Speaker 1: 03:54 now in announcing the new rule this morning, Ken Cuccinelli, the acting director of the u s citizenship and Immigration Service says the purpose of the move is to ensure that immigrants do not become dependent on the government
Speaker 3: 04:08 through the public charge rule. President Trump's administration is reinforcing the ideals of self-sufficiency and personal responsibility, ensuring that immigrants are able to support themselves and become successful here in America.
Speaker 1: 04:24 How do you respond to lean to him and others who share that sentiment?

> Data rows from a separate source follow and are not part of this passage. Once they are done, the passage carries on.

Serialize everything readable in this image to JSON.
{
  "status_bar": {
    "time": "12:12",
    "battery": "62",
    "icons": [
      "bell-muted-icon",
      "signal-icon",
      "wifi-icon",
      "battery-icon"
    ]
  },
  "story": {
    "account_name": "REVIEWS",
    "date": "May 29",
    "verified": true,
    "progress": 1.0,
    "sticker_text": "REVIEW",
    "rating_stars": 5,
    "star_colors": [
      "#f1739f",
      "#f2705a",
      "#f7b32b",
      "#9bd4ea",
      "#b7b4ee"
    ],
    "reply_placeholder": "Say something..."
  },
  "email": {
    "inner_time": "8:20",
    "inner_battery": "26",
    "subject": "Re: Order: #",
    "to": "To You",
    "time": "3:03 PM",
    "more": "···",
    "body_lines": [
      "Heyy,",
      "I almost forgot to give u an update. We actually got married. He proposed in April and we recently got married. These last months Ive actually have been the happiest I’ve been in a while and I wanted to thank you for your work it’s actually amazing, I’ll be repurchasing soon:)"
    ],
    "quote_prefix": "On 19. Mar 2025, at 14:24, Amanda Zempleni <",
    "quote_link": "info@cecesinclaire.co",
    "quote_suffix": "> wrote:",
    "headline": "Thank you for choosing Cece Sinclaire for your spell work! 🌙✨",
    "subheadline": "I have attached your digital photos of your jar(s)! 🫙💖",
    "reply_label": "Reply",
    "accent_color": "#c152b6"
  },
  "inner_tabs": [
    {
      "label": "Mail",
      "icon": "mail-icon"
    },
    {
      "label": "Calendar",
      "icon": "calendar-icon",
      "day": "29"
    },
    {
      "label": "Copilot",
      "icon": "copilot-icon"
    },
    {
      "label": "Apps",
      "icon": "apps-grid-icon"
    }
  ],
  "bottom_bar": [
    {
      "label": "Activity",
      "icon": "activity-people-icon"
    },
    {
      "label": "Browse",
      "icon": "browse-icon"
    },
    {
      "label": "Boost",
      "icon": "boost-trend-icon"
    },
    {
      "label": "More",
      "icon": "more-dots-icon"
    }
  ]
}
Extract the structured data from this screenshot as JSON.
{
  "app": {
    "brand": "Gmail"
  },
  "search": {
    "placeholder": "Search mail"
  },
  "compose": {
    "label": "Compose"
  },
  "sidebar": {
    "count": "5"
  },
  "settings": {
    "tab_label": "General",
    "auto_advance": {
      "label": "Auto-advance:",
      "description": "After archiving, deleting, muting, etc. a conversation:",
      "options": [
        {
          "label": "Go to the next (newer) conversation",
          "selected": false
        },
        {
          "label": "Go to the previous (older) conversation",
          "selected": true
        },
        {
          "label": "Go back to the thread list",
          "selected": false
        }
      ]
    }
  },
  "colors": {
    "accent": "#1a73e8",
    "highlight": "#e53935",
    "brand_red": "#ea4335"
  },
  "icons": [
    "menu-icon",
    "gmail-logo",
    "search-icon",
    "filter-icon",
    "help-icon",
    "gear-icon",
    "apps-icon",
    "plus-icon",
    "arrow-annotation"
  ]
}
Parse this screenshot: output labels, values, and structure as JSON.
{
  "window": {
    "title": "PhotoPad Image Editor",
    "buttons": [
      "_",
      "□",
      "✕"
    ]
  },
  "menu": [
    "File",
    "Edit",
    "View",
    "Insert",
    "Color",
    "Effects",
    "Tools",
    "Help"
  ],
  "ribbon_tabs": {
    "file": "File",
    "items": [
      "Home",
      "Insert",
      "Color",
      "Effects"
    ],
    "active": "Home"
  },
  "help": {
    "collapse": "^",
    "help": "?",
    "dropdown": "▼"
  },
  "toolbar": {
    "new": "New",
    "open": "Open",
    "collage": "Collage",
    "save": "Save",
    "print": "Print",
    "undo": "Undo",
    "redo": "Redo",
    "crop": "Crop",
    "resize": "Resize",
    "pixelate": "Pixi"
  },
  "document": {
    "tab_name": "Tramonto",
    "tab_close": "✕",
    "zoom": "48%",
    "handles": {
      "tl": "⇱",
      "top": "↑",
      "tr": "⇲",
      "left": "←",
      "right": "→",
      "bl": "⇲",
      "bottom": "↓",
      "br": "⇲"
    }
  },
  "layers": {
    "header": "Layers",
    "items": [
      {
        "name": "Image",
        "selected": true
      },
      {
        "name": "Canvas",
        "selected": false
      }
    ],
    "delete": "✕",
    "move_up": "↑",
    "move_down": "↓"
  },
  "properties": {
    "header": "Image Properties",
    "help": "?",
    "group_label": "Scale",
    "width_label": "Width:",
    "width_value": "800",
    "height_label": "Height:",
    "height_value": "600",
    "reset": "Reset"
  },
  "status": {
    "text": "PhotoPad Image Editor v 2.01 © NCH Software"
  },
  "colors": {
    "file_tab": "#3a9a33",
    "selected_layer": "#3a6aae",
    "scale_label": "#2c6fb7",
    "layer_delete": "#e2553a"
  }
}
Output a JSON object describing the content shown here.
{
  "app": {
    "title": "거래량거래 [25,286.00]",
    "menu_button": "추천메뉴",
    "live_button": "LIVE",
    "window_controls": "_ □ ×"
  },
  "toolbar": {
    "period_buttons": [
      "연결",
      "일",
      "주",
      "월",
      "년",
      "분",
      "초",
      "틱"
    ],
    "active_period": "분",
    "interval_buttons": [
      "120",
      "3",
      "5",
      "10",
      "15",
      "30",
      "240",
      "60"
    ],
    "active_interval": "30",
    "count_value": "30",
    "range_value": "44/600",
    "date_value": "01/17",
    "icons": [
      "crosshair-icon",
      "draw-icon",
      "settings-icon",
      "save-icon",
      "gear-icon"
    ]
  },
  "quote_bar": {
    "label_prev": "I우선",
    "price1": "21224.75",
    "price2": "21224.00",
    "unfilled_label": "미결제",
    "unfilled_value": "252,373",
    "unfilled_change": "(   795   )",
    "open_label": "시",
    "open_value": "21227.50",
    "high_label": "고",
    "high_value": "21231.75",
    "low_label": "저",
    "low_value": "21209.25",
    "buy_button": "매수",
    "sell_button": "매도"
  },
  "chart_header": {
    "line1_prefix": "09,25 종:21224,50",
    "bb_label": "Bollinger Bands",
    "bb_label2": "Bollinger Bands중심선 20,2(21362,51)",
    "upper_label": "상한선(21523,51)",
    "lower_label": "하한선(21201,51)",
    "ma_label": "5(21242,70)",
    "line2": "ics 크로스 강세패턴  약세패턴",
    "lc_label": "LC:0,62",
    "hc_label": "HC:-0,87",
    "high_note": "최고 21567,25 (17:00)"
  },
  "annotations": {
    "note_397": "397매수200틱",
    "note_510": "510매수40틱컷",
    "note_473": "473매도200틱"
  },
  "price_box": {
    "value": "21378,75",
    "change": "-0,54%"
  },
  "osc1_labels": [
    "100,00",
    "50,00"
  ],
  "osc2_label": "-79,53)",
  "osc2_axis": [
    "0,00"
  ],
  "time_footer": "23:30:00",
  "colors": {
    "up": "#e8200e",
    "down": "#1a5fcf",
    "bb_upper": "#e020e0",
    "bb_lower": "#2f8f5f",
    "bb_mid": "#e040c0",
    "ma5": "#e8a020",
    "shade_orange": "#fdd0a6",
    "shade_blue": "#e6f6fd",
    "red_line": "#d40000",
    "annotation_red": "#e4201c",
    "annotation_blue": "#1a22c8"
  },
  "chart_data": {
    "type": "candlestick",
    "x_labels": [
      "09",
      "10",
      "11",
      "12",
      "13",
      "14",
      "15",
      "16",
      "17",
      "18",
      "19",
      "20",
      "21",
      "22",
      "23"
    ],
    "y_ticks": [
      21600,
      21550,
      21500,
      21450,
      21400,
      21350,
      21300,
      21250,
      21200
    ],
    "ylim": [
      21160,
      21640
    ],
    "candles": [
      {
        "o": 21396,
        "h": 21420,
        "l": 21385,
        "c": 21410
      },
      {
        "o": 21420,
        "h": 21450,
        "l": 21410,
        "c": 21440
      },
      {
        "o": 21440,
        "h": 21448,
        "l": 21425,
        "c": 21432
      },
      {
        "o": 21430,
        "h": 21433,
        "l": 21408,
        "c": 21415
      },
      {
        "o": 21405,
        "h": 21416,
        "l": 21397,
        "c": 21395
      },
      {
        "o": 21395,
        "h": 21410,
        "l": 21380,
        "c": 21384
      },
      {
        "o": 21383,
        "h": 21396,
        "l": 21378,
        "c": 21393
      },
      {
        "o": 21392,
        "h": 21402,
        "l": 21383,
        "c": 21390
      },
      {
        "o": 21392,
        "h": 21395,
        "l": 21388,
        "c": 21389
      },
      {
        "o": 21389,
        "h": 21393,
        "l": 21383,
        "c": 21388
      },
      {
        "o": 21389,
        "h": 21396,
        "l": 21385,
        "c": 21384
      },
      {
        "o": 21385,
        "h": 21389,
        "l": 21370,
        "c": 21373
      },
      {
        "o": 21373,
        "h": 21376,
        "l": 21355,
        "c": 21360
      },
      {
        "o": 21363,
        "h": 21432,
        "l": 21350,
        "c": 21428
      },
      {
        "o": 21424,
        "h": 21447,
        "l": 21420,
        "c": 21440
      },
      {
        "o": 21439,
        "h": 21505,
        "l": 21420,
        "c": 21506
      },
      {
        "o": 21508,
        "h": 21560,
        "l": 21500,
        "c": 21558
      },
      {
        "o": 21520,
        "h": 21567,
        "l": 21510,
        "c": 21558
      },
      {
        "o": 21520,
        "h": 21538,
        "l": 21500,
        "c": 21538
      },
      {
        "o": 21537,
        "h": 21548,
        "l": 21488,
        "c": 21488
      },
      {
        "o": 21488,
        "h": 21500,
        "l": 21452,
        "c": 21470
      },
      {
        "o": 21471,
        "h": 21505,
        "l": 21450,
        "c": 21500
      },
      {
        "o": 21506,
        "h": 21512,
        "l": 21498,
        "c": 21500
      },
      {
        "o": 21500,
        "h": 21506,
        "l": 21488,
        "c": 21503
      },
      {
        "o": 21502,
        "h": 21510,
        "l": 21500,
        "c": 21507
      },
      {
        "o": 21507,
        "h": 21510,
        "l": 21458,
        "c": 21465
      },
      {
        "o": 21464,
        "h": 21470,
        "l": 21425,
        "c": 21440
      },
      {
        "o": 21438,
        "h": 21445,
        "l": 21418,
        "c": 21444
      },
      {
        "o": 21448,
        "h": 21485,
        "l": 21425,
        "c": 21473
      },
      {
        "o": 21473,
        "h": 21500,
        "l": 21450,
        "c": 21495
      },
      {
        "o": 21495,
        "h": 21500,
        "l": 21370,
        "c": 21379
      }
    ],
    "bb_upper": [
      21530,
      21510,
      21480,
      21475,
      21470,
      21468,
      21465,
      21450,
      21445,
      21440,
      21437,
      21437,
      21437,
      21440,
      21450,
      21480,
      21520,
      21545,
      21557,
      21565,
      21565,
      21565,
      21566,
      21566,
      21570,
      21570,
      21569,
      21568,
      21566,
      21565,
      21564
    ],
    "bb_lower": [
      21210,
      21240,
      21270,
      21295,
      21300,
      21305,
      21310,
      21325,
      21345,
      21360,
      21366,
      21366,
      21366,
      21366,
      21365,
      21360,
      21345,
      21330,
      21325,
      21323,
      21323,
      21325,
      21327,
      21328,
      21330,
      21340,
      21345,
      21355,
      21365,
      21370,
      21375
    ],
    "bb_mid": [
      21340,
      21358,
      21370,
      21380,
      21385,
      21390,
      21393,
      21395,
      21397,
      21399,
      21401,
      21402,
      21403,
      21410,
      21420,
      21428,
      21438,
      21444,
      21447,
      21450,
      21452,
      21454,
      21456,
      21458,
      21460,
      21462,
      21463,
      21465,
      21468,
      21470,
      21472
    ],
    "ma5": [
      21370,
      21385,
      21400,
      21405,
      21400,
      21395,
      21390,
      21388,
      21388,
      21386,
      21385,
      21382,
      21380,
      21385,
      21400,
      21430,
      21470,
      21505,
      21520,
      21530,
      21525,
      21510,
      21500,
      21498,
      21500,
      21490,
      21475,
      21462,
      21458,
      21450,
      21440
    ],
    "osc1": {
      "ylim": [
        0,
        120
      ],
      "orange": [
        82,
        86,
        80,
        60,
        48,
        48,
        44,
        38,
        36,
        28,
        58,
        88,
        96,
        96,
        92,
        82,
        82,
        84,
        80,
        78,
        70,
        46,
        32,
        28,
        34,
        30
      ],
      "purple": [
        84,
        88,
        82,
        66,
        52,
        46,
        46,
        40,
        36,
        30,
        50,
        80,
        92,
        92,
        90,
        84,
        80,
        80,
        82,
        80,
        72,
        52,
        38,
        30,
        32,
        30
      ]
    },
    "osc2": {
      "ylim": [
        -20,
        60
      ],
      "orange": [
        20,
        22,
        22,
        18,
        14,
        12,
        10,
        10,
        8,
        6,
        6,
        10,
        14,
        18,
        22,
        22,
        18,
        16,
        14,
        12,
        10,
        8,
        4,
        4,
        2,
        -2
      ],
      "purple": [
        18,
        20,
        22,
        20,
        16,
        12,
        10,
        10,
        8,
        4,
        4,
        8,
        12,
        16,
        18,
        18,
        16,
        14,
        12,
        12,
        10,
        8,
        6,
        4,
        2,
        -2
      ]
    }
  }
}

Speaker 2: 04:28 Yeah, I think this is, um, this is very conflicting. I think with the values that we have as a country. Like I was mentioning earlier, we are a country that, you know, we all work hard. We, we know that every American works hard every day to be able to do the best that they can, right? We are in a country that though we have a promise that doesn't matter in which, uh, how the conditions in which you were born, right? That that one day, if you work hard, you can make a great life. Yet, um, we all know that there are times where, where that's hard, right? We all, and if it's not us, someone in our family at one point had, had been or had been in a position where, where they just need an extra hand, right? It might be just a couple of weeks in my VF few months, right?
Speaker 2: 05:17 Where they just need that extra push, the ability to eat just one more day so they can continue searching for that job or continue going on pursuing their educational dreams, right? And what we're saying is that promise is for everyone but immigrants, right? That promise is for everyone. But those who who are coming in here seeking for that life, we're saying that somehow those of us who, who are here in this country, um, come first, right. And are the humanity or humanity and our values are, have a, have an end to it. And that ends when, when you are low income and you are an immigrant. I have been speaking with Lillian Serrano, she's chair of the San Diego Immigrants Rights consortium. And Lillian, thank you very much for your time. Thank you for having me.